Vyšší Brod: A master and a masterpiece
Little known in France, the Master of Vyšší Brod is a key figure in Prague painting of the mid-14th century, when Bohemia was central to Europe's political and cultural life. An intriguing journey.
Master of Vyšší Brod (Bohemia, ca. 1350), Madonna and Child Enthroned, devotional panel, egg tempera on fruit tree wood panel, 22 x 20 cm (detail).
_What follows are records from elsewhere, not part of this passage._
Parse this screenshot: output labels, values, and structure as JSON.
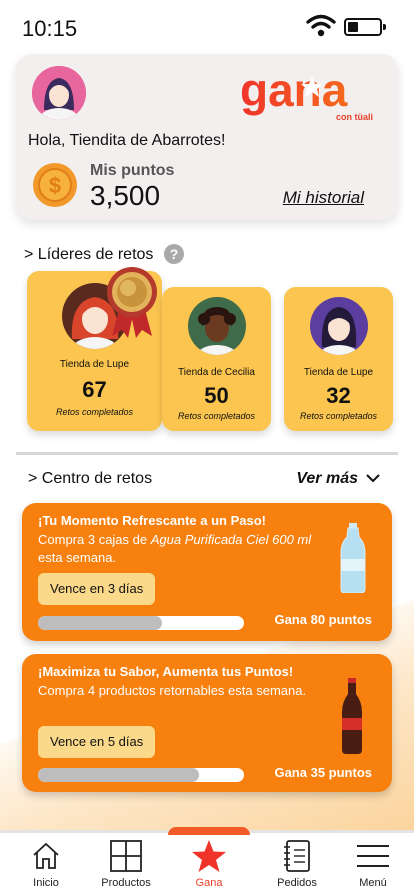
{
  "status_bar": {
    "time": "10:15"
  },
  "header": {
    "brand": {
      "name": "gana",
      "tagline": "con tüali"
    },
    "greeting": "Hola, Tiendita de Abarrotes!",
    "points_label": "Mis puntos",
    "points_value": "3,500",
    "history_link": "Mi historial"
  },
  "leaders": {
    "title": "> Líderes de retos",
    "help": "?",
    "items": [
      {
        "name": "Tienda de Lupe",
        "score": "67",
        "subtitle": "Retos completados"
      },
      {
        "name": "Tienda de Cecilia",
        "score": "50",
        "subtitle": "Retos completados"
      },
      {
        "name": "Tienda de Lupe",
        "score": "32",
        "subtitle": "Retos completados"
      }
    ]
  },
  "challenges": {
    "title": "> Centro de retos",
    "see_more": "Ver más",
    "items": [
      {
        "title": "¡Tu Momento Refrescante a un Paso!",
        "desc_before": "Compra 3 cajas de ",
        "desc_emphasis": "Agua Purificada Ciel 600 ml",
        "desc_after": " esta semana.",
        "expiry": "Vence en 3 días",
        "progress": 0.6,
        "reward": "Gana 80 puntos"
      },
      {
        "title": "¡Maximiza tu Sabor, Aumenta tus Puntos!",
        "desc_before": "Compra 4 productos retornables esta semana.",
        "desc_emphasis": "",
        "desc_after": "",
        "expiry": "Vence en 5 días",
        "progress": 0.78,
        "reward": "Gana 35 puntos"
      }
    ]
  },
  "nav": {
    "items": [
      {
        "label": "Inicio",
        "icon": "home-icon"
      },
      {
        "label": "Productos",
        "icon": "grid-icon"
      },
      {
        "label": "Gana",
        "icon": "star-icon",
        "active": true
      },
      {
        "label": "Pedidos",
        "icon": "notebook-icon"
      },
      {
        "label": "Menú",
        "icon": "menu-icon"
      }
    ]
  },
  "colors": {
    "accent": "#f7800e",
    "leader_card": "#fbc54f",
    "brand_red": "#f0342a"
  }
}
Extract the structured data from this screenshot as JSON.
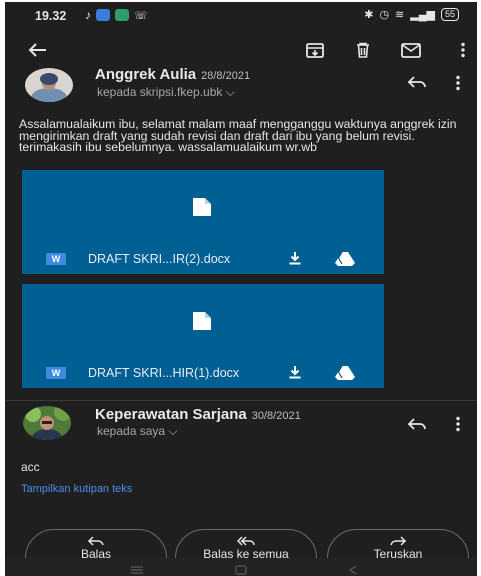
{
  "status_bar": {
    "time": "19.32",
    "battery": "55"
  },
  "message1": {
    "sender": "Anggrek Aulia",
    "date": "28/8/2021",
    "recipient": "kepada skripsi.fkep.ubk",
    "body": "Assalamualaikum ibu, selamat malam maaf mengganggu waktunya anggrek izin mengirimkan draft yang sudah revisi dan draft dari ibu yang belum revisi. terimakasih ibu sebelumnya. wassalamualaikum wr.wb"
  },
  "attachments": [
    {
      "badge": "W",
      "name": "DRAFT SKRI...IR(2).docx"
    },
    {
      "badge": "W",
      "name": "DRAFT SKRI...HIR(1).docx"
    }
  ],
  "message2": {
    "sender": "Keperawatan Sarjana",
    "date": "30/8/2021",
    "recipient": "kepada saya",
    "body": "acc",
    "show_quote": "Tampilkan kutipan teks"
  },
  "actions": {
    "reply": "Balas",
    "reply_all": "Balas ke semua",
    "forward": "Teruskan"
  },
  "icons": {
    "back": "back-arrow-icon",
    "archive": "archive-icon",
    "delete": "trash-icon",
    "mail": "mail-icon",
    "more": "more-vert-icon"
  },
  "colors": {
    "background": "#1f1f1f",
    "attachment": "#005f93",
    "link": "#4a8df0",
    "text": "#e6e6e6"
  }
}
What path did this twenty-two-centimetre-high panel take from its native Bohemia to end up in Dijon, France? Nobody knows, not even the owners, who have had it in their family for three generations. There was certainly no obvious connection with one of the great masters of medieval painting. The team of the Turquin auction house took a long time to arrive at this attribution. Firstly, their Primitive painting specialist, Marianne Lonjon, advanced the theory that it was by a 14th-century Prague artist. Then Eric Turquin travelled to the city itself to explore the works of this anonymous master, active in Bohemia in around 1350 and named for the altarpiece in the Cistercian convent of Vyšší Brod, in the south, whose nine panels are now in the National Gallery of Prague. Other paintings attributed to him include the Vysehrad Madonna, also in Prague, and the Kladsko Madonna, now in the Dahlem Staatliche Museum in Berlin. There are many similarities between these figures and the Virgin and Child Enthroned of Dijon, such as the arrangement of the draperies, the expressive faces of mother and child and their tender mutual gestures. "The delicate portrayal of feelings is typical of works by the Master of Vyšší Brod," says the expert, and was a stylistic development that appeared in Prague at that period under the influence of International Gothic. Particularly evident in this work, the link between the Master of Vyšší Brod and the art of illumination is established by the architectural background revealed by an X-ray. It was concealed beneath a black starry sky painted on in the 18th century to focus attention on the Madonna and Child.